Favourite dishes of our customers are the Canary recipes: “Caldereta de cherne con papas negras y cilantro” (white grouper stew with black potatoes and coriander sau-ce), “Puchero canario de las siete islas” (Seven Islands Ca-narian stew), “Cabrito embarrado en salmorejo de almendras” (goat bathed in almond Salmorejo sauce), “Prensado de pulpo con vinagreta de esferas” (Squid with vinagrette spheres), “Papas rellenas al estilo de la abuela” (grandma’s style stuffed potatoes, “Chuletón de buey con cebolla morada de Tacoronte” (T-bone steak with Tacoronte pink onions), “Tarta de chocolate sólo chocolate plátano y oro” (chocolate cake, chocolate banana and gold), etc.
It’s said that Canary cuisine is wrinkled potatoes, Mojo sauces and gofio!
Do you agree?
Of course NOT, many other things apart from Gofio identifies our cuisine as Canary. At this point, I feel our kitchen lives in a “gofio-sphere”. Gofio is always present or always willing to be present in snacks, in duck salad, in casseroles, garni-shes of rabbit in Salmorejo sauce and in some desserts. Sometimes it is an important ingredient for taste, some-times to add its name, other times to add texture or as a thickening agent.
Canary cuisine is not just potatoes, mojo sauces and gofio as it has always been a fusion cuisine. A fusion of many different cultures. Since the Spanish Conquest, our cooking has been influenced by the cuisine of the world. There are recipes consi-dered to be traditional Canary cuisine without equal in recipe books, for example, in Portugal, England and on the Spanish mainland.
For a new client visiting your restaurant, would you advise a tasting menu or something else?
We do not have a tasting menu as we consider this style outdated. However, without hesitation, we would suggest a presentation of modernist plates, beautiful dishes to pick at and share. Our cuisine is cuisine to be shared and we would en-courage the diner to do so. It is the very best way to discover and savour Restaurante Mesón el Drago: sharing the beautiful flavours which are presented in the confines of a simple white plate.
Finally, would you give an example of a Canary plate to share?
I would start with “Uvas de foiegras cocido en vino maceración carbónica”(Foie Gras grapes cooked in car-bonic maceration wine) , second “salmón ahumado en madera de ciruelo y ensalada de malas hierbas ecológicas” (salmon smoked in plum tree wood & ecological salad), then continue with “Pulpo con vinagreta de esferas” (Squid with vinagrette spheres) giving way to a modernist style “puchero” (Canary stew). It would now be the moment for fish dishes and I would opt for beans with passion fruit cuttlefish and garlic shrimps. I would finish off with “salmo-rejo de almendras de Santiago del Teide” (Salmorejo sauce with Santiago del Teide almonds) to step to the desserts: “sorbete de las tres mentas” (three mint sorbet), “Torrija carnavalera” (Carnaval French toast and a small chocolate Teide to finish off). Average price per person for this menu would be: 33 euros

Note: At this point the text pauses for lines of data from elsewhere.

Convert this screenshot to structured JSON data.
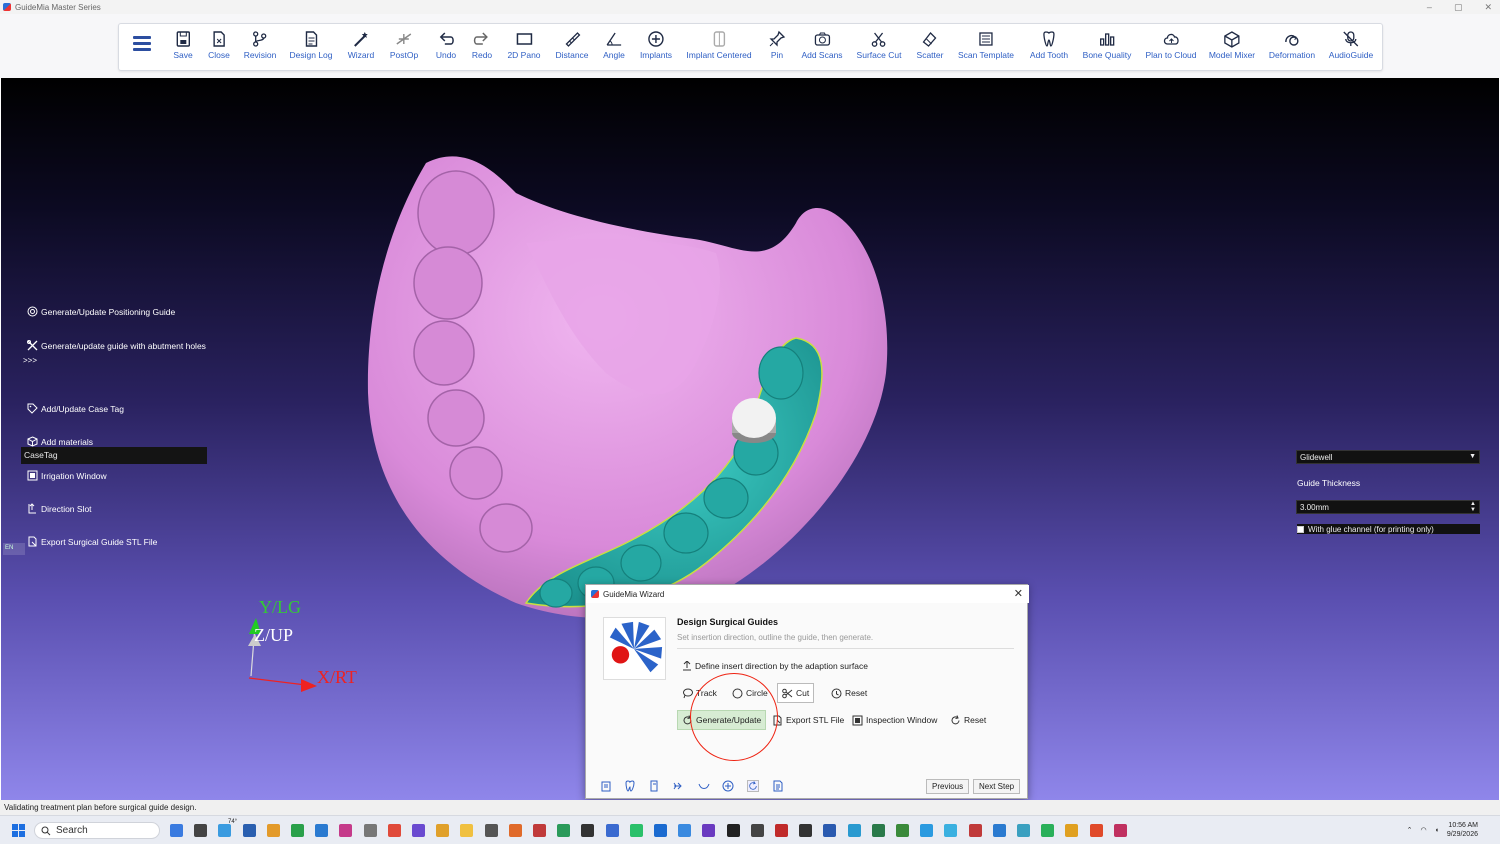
{
  "window": {
    "title": "GuideMia Master Series",
    "controls": [
      "–",
      "▢",
      "✕"
    ]
  },
  "toolbar": {
    "items": [
      {
        "label": "Save",
        "icon": "save-icon"
      },
      {
        "label": "Close",
        "icon": "close-file-icon"
      },
      {
        "label": "Revision",
        "icon": "revision-icon"
      },
      {
        "label": "Design Log",
        "icon": "design-log-icon"
      },
      {
        "label": "Wizard",
        "icon": "wizard-icon"
      },
      {
        "label": "PostOp",
        "icon": "postop-icon"
      },
      {
        "label": "Undo",
        "icon": "undo-icon"
      },
      {
        "label": "Redo",
        "icon": "redo-icon"
      },
      {
        "label": "2D Pano",
        "icon": "pano-icon"
      },
      {
        "label": "Distance",
        "icon": "distance-icon"
      },
      {
        "label": "Angle",
        "icon": "angle-icon"
      },
      {
        "label": "Implants",
        "icon": "implants-icon"
      },
      {
        "label": "Implant Centered",
        "icon": "implant-centered-icon"
      },
      {
        "label": "Pin",
        "icon": "pin-icon"
      },
      {
        "label": "Add Scans",
        "icon": "add-scans-icon"
      },
      {
        "label": "Surface Cut",
        "icon": "surface-cut-icon"
      },
      {
        "label": "Scatter",
        "icon": "scatter-icon"
      },
      {
        "label": "Scan Template",
        "icon": "scan-template-icon"
      },
      {
        "label": "Add Tooth",
        "icon": "add-tooth-icon"
      },
      {
        "label": "Bone Quality",
        "icon": "bone-quality-icon"
      },
      {
        "label": "Plan to Cloud",
        "icon": "cloud-icon"
      },
      {
        "label": "Model Mixer",
        "icon": "model-mixer-icon"
      },
      {
        "label": "Deformation",
        "icon": "deformation-icon"
      },
      {
        "label": "AudioGuide",
        "icon": "audioguide-icon"
      }
    ]
  },
  "left_panel": {
    "toggle": ">>>",
    "items": [
      {
        "label": "Generate/Update Positioning Guide",
        "icon": "target-icon"
      },
      {
        "label": "Generate/update guide with abutment holes",
        "icon": "tools-icon"
      }
    ],
    "casetag_header": "CaseTag",
    "items2": [
      {
        "label": "Add/Update Case Tag",
        "icon": "tag-icon"
      },
      {
        "label": "Add materials",
        "icon": "cube-icon"
      },
      {
        "label": "Irrigation Window",
        "icon": "window-icon"
      },
      {
        "label": "Direction Slot",
        "icon": "slot-icon"
      },
      {
        "label": "Export Surgical Guide STL File",
        "icon": "export-icon"
      }
    ],
    "lang_tag": "EN"
  },
  "right_panel": {
    "select_value": "Glidewell",
    "thickness_label": "Guide Thickness",
    "thickness_value": "3.00mm",
    "glue_label": "With glue channel (for printing only)"
  },
  "axes": {
    "y": "Y/LG",
    "z": "Z/UP",
    "x": "X/RT"
  },
  "wizard": {
    "title": "GuideMia Wizard",
    "heading": "Design Surgical Guides",
    "subheading": "Set insertion direction, outline the guide, then generate.",
    "step": "Define insert direction by the adaption surface",
    "row1": [
      "Track",
      "Circle",
      "Cut",
      "Reset"
    ],
    "row2": [
      "Generate/Update",
      "Export STL File",
      "Inspection Window",
      "Reset"
    ],
    "previous": "Previous",
    "next": "Next Step"
  },
  "status": "Validating treatment plan before surgical guide design.",
  "taskbar": {
    "search": "Search",
    "weather": "74°",
    "time": "10:56 AM",
    "date": "9/29/2026"
  },
  "colors": {
    "accent": "#2f5fc4",
    "model_pink": "#e49be6",
    "guide_teal": "#2fb5b0",
    "viewport_top": "#000000",
    "viewport_bottom": "#8f86ea"
  }
}
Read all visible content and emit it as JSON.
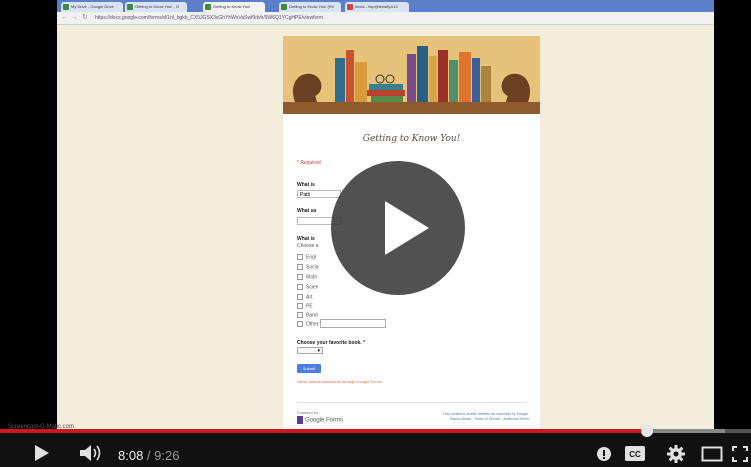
{
  "browser": {
    "tabs": [
      {
        "label": "My Drive - Google Drive"
      },
      {
        "label": "Getting to Know You! - G"
      },
      {
        "label": "Getting to Know You!"
      },
      {
        "label": "Getting to Know You! (Re"
      },
      {
        "label": "Inbox - tlsp@tenafly.k12"
      }
    ],
    "url": "https://docs.google.com/forms/d/1nl_bgkh_CX5JGSX3xGhYhWxVaSwf0dvh/9W6Q1YCgHPE/viewform"
  },
  "form": {
    "title": "Getting to Know You!",
    "required_note": "* Required",
    "q1_label": "What is",
    "q1_value": "Patti",
    "q2_label": "What sa",
    "q3_label": "What is",
    "q3_hint": "Choose a",
    "options": [
      "Engl",
      "Socia",
      "Math",
      "Scien",
      "Art",
      "PE",
      "Band",
      "Other:"
    ],
    "q4_label": "Choose your favorite book. *",
    "submit_label": "Submit",
    "never_note": "Never submit passwords through Google Forms.",
    "powered_by": "Powered by",
    "gforms_label": "Google Forms",
    "footer_right_1": "This content is neither created nor endorsed by Google.",
    "footer_right_2": "Report Abuse - Terms of Service - Additional Terms"
  },
  "player": {
    "current_time": "8:08",
    "separator": " / ",
    "duration": "9:26",
    "progress": 0.862,
    "buffered": 0.965,
    "watermark": "Screencast-O-Matic.com"
  },
  "colors": {
    "progress_red": "#cc181e",
    "page_bg": "#f3eddb",
    "banner_bg": "#e7c27a",
    "accent_blue": "#4d7fe0"
  },
  "icons": [
    "play-icon",
    "volume-icon",
    "youtube-icon",
    "captions-icon",
    "settings-icon",
    "theater-icon",
    "fullscreen-icon"
  ]
}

We are suprised. It seems cheap for such food.
I did not include wine. Our cellar is extensive and, of course, include the wines of our region. In addition to the bar, we have a large collection of rums and gins. Today, if you are not careful, the drinks can be more expensive than the food.